  3. Once the onion is tender and transparent, add the bell pepper and celery and continue to sauté. Once the garlic is aromatic, add it (30 seconds).
  4. Add the tomatoes and season with the remaining Cajun seasoning, hot sauce, Worcestershire sauce, thyme, oregano, red pepper flakes, and oregano. Add the chicken, sausage, and okra slices (or file powder). Cook for 5 minutes, stirring every so often.
  5. Bring the rice and chicken broth to a boil before turning down the heat to low-medium. While stirring occasionally, cover and simmer the rice for 20 to 25 minutes, or until the liquid is absorbed and the rice is done.
  6. On top of the jambalaya mixture, scatter the shrimp, gently toss, and then cover with a lid. Depending on the size/thickness of the shrimp being used, simmer for 5–6 minutes, stirring regularly, or until the shrimp are cooked through and pink.
  7. If more salt and pepper are required, add them after removing the dish from the heat. Add more hot sauce, cayenne pepper, or Cajun flavor to adjust the heat. Serve right away with parsley and thinly sliced green onions.

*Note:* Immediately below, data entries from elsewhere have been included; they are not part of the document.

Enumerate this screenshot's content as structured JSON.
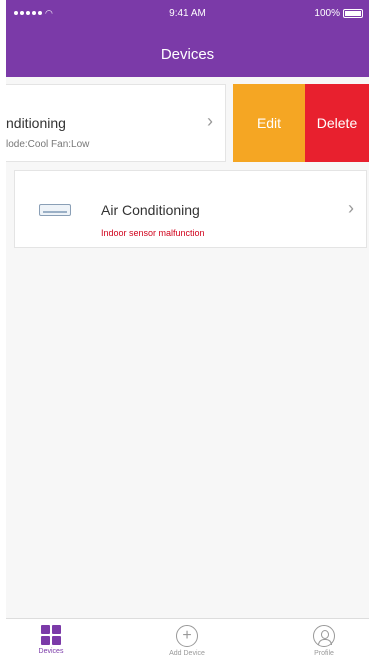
{
  "status_bar": {
    "time": "9:41 AM",
    "battery": "100%"
  },
  "header": {
    "title": "Devices"
  },
  "swiped_row": {
    "name": "nditioning",
    "sub": "lode:Cool   Fan:Low",
    "actions": {
      "edit": "Edit",
      "delete": "Delete"
    }
  },
  "device_row": {
    "name": "Air Conditioning",
    "error": "Indoor sensor malfunction"
  },
  "tabbar": {
    "tabs": [
      {
        "label": "Devices",
        "icon": "grid-icon",
        "active": true
      },
      {
        "label": "Add Device",
        "icon": "plus-circle-icon",
        "active": false
      },
      {
        "label": "Profile",
        "icon": "profile-icon",
        "active": false
      }
    ]
  },
  "colors": {
    "header": "#7b3aa8",
    "edit": "#f5a623",
    "delete": "#e8202e",
    "error": "#d0021b"
  }
}
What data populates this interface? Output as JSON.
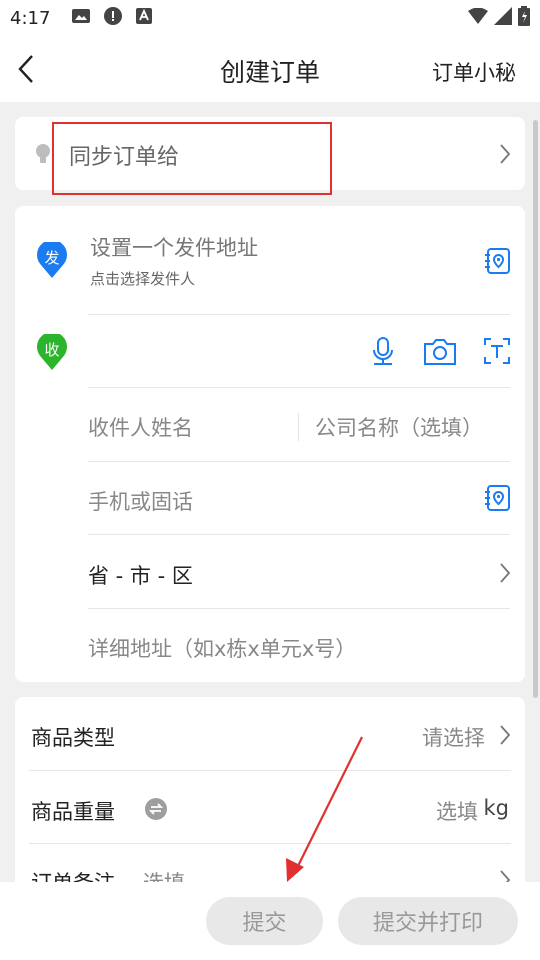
{
  "status_bar": {
    "time": "4:17"
  },
  "header": {
    "title": "创建订单",
    "right_link": "订单小秘"
  },
  "sync": {
    "label": "同步订单给"
  },
  "sender": {
    "badge": "发",
    "title": "设置一个发件地址",
    "subtitle": "点击选择发件人"
  },
  "receiver": {
    "badge": "收",
    "name_placeholder": "收件人姓名",
    "company_placeholder": "公司名称（选填）",
    "phone_placeholder": "手机或固话",
    "region": "省 - 市 - 区",
    "address_placeholder": "详细地址（如x栋x单元x号）"
  },
  "goods": {
    "type_label": "商品类型",
    "type_value": "请选择",
    "weight_label": "商品重量",
    "weight_value": "选填",
    "weight_unit": "kg",
    "remark_label": "订单备注",
    "remark_value": "选填"
  },
  "actions": {
    "submit": "提交",
    "submit_print": "提交并打印"
  },
  "colors": {
    "accent_blue": "#1a7cf0",
    "green": "#2cb52c",
    "highlight_red": "#e03030"
  }
}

Calories: 576kcal | Carbohydrates: 46g | Protein: 43g | Fat: 22g | Saturated Fat: 5g | Cholesterol: 183mg | Sodium: 496mg | Potassium: 756mg | Fiber: 4g | Sugar: 5g | Vitamin A: 1910IU | Vitamin C: 46.1mg | Calcium: 123mg | Iron: 3.3mg